Exercise aim: Your answer must be the full listing, repeated word for word.

Material shown:
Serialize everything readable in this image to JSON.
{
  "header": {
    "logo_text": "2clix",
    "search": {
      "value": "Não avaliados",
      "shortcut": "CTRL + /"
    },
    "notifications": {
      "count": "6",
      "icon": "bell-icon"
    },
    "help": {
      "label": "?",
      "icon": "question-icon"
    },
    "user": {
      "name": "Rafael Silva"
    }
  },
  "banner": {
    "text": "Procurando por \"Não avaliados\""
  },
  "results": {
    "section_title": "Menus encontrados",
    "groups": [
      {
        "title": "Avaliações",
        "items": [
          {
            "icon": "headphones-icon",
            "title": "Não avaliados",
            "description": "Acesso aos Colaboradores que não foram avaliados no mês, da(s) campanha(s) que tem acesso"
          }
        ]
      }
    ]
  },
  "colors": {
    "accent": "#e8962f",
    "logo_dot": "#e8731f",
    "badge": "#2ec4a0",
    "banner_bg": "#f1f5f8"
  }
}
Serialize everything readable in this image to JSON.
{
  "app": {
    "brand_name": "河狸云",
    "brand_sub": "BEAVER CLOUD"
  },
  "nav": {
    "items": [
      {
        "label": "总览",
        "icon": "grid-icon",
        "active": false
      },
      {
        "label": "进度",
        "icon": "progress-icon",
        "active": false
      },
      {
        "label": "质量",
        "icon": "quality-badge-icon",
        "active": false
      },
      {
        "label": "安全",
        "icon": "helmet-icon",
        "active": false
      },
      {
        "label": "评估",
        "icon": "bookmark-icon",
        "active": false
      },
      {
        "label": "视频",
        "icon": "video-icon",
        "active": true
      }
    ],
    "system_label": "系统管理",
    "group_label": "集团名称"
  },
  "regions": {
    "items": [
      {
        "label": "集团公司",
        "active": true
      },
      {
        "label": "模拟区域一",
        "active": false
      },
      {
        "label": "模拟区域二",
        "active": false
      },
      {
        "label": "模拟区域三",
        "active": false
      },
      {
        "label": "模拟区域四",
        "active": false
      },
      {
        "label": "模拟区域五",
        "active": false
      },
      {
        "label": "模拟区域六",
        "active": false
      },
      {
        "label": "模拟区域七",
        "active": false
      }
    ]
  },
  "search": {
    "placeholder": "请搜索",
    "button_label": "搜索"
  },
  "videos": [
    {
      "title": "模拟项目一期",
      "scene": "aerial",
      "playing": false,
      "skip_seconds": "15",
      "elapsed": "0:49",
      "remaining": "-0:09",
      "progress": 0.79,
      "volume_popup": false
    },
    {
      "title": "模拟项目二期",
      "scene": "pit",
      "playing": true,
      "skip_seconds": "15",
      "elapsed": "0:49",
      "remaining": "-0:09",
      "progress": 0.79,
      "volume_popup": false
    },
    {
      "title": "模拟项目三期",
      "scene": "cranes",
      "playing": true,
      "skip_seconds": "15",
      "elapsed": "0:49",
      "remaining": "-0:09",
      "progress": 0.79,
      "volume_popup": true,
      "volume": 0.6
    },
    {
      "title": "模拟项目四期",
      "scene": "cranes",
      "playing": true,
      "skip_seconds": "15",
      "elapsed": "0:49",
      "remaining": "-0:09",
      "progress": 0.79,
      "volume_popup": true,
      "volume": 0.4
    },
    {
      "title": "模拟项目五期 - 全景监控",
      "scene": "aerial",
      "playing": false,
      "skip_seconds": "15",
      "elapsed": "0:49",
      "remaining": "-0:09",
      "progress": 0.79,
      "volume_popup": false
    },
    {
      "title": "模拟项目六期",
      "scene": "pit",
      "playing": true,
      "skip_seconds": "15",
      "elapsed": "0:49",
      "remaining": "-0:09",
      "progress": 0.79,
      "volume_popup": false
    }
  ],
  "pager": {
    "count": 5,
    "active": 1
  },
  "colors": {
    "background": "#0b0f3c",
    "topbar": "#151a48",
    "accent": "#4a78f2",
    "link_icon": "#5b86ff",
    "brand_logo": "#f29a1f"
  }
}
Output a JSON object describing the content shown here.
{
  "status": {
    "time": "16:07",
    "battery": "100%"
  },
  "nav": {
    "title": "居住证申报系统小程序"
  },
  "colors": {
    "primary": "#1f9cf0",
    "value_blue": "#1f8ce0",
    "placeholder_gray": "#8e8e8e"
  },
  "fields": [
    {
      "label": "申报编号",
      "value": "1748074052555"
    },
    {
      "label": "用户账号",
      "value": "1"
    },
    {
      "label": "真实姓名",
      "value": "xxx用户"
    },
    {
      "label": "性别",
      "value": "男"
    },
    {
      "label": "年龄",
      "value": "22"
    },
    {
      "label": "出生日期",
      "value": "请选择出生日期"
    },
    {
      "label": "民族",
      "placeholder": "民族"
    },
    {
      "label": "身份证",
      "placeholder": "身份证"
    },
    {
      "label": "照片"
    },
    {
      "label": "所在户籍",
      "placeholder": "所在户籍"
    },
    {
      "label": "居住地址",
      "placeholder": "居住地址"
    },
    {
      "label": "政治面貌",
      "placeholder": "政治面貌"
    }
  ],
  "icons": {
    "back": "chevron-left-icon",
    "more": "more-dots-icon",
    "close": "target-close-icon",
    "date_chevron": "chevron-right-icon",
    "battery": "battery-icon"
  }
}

Task result:
Serialize everything readable in this image to JSON.
{
  "header": {
    "logo_text": "2clix",
    "search": {
      "value": "Não avaliados",
      "shortcut": "CTRL + /"
    },
    "notifications": {
      "count": "6",
      "icon": "bell-icon"
    },
    "help": {
      "label": "?",
      "icon": "question-icon"
    },
    "user": {
      "name": "Rafael Silva"
    }
  },
  "banner": {
    "text": "Procurando por \"Não avaliados\""
  },
  "results": {
    "section_title": "Menus encontrados",
    "groups": [
      {
        "title": "Avaliações",
        "items": [
          {
            "icon": "headphones-icon",
            "title": "Não avaliados",
            "description": "Acesso aos Colaboradores que não foram avaliados no mês, da(s) campanha(s) que tem acesso"
          }
        ]
      }
    ]
  },
  "colors": {
    "accent": "#e8962f",
    "logo_dot": "#e8731f",
    "badge": "#2ec4a0",
    "banner_bg": "#f1f5f8"
  }
}
Serialize everything readable in this image to JSON.
{
  "app": {
    "brand_name": "河狸云",
    "brand_sub": "BEAVER CLOUD"
  },
  "nav": {
    "items": [
      {
        "label": "总览",
        "icon": "grid-icon",
        "active": false
      },
      {
        "label": "进度",
        "icon": "progress-icon",
        "active": false
      },
      {
        "label": "质量",
        "icon": "quality-badge-icon",
        "active": false
      },
      {
        "label": "安全",
        "icon": "helmet-icon",
        "active": false
      },
      {
        "label": "评估",
        "icon": "bookmark-icon",
        "active": false
      },
      {
        "label": "视频",
        "icon": "video-icon",
        "active": true
      }
    ],
    "system_label": "系统管理",
    "group_label": "集团名称"
  },
  "regions": {
    "items": [
      {
        "label": "集团公司",
        "active": true
      },
      {
        "label": "模拟区域一",
        "active": false
      },
      {
        "label": "模拟区域二",
        "active": false
      },
      {
        "label": "模拟区域三",
        "active": false
      },
      {
        "label": "模拟区域四",
        "active": false
      },
      {
        "label": "模拟区域五",
        "active": false
      },
      {
        "label": "模拟区域六",
        "active": false
      },
      {
        "label": "模拟区域七",
        "active": false
      }
    ]
  },
  "search": {
    "placeholder": "请搜索",
    "button_label": "搜索"
  },
  "videos": [
    {
      "title": "模拟项目一期",
      "scene": "aerial",
      "playing": false,
      "skip_seconds": "15",
      "elapsed": "0:49",
      "remaining": "-0:09",
      "progress": 0.79,
      "volume_popup": false
    },
    {
      "title": "模拟项目二期",
      "scene": "pit",
      "playing": true,
      "skip_seconds": "15",
      "elapsed": "0:49",
      "remaining": "-0:09",
      "progress": 0.79,
      "volume_popup": false
    },
    {
      "title": "模拟项目三期",
      "scene": "cranes",
      "playing": true,
      "skip_seconds": "15",
      "elapsed": "0:49",
      "remaining": "-0:09",
      "progress": 0.79,
      "volume_popup": true,
      "volume": 0.6
    },
    {
      "title": "模拟项目四期",
      "scene": "cranes",
      "playing": true,
      "skip_seconds": "15",
      "elapsed": "0:49",
      "remaining": "-0:09",
      "progress": 0.79,
      "volume_popup": true,
      "volume": 0.4
    },
    {
      "title": "模拟项目五期 - 全景监控",
      "scene": "aerial",
      "playing": false,
      "skip_seconds": "15",
      "elapsed": "0:49",
      "remaining": "-0:09",
      "progress": 0.79,
      "volume_popup": false
    },
    {
      "title": "模拟项目六期",
      "scene": "pit",
      "playing": true,
      "skip_seconds": "15",
      "elapsed": "0:49",
      "remaining": "-0:09",
      "progress": 0.79,
      "volume_popup": false
    }
  ],
  "pager": {
    "count": 5,
    "active": 1
  },
  "colors": {
    "background": "#0b0f3c",
    "topbar": "#151a48",
    "accent": "#4a78f2",
    "link_icon": "#5b86ff",
    "brand_logo": "#f29a1f"
  }
}
Output a JSON object describing the content shown here.
{
  "status": {
    "time": "16:07",
    "battery": "100%"
  },
  "nav": {
    "title": "居住证申报系统小程序"
  },
  "colors": {
    "primary": "#1f9cf0",
    "value_blue": "#1f8ce0",
    "placeholder_gray": "#8e8e8e"
  },
  "fields": [
    {
      "label": "申报编号",
      "value": "1748074052555"
    },
    {
      "label": "用户账号",
      "value": "1"
    },
    {
      "label": "真实姓名",
      "value": "xxx用户"
    },
    {
      "label": "性别",
      "value": "男"
    },
    {
      "label": "年龄",
      "value": "22"
    },
    {
      "label": "出生日期",
      "value": "请选择出生日期"
    },
    {
      "label": "民族",
      "placeholder": "民族"
    },
    {
      "label": "身份证",
      "placeholder": "身份证"
    },
    {
      "label": "照片"
    },
    {
      "label": "所在户籍",
      "placeholder": "所在户籍"
    },
    {
      "label": "居住地址",
      "placeholder": "居住地址"
    },
    {
      "label": "政治面貌",
      "placeholder": "政治面貌"
    }
  ],
  "icons": {
    "back": "chevron-left-icon",
    "more": "more-dots-icon",
    "close": "target-close-icon",
    "date_chevron": "chevron-right-icon",
    "battery": "battery-icon"
  }
}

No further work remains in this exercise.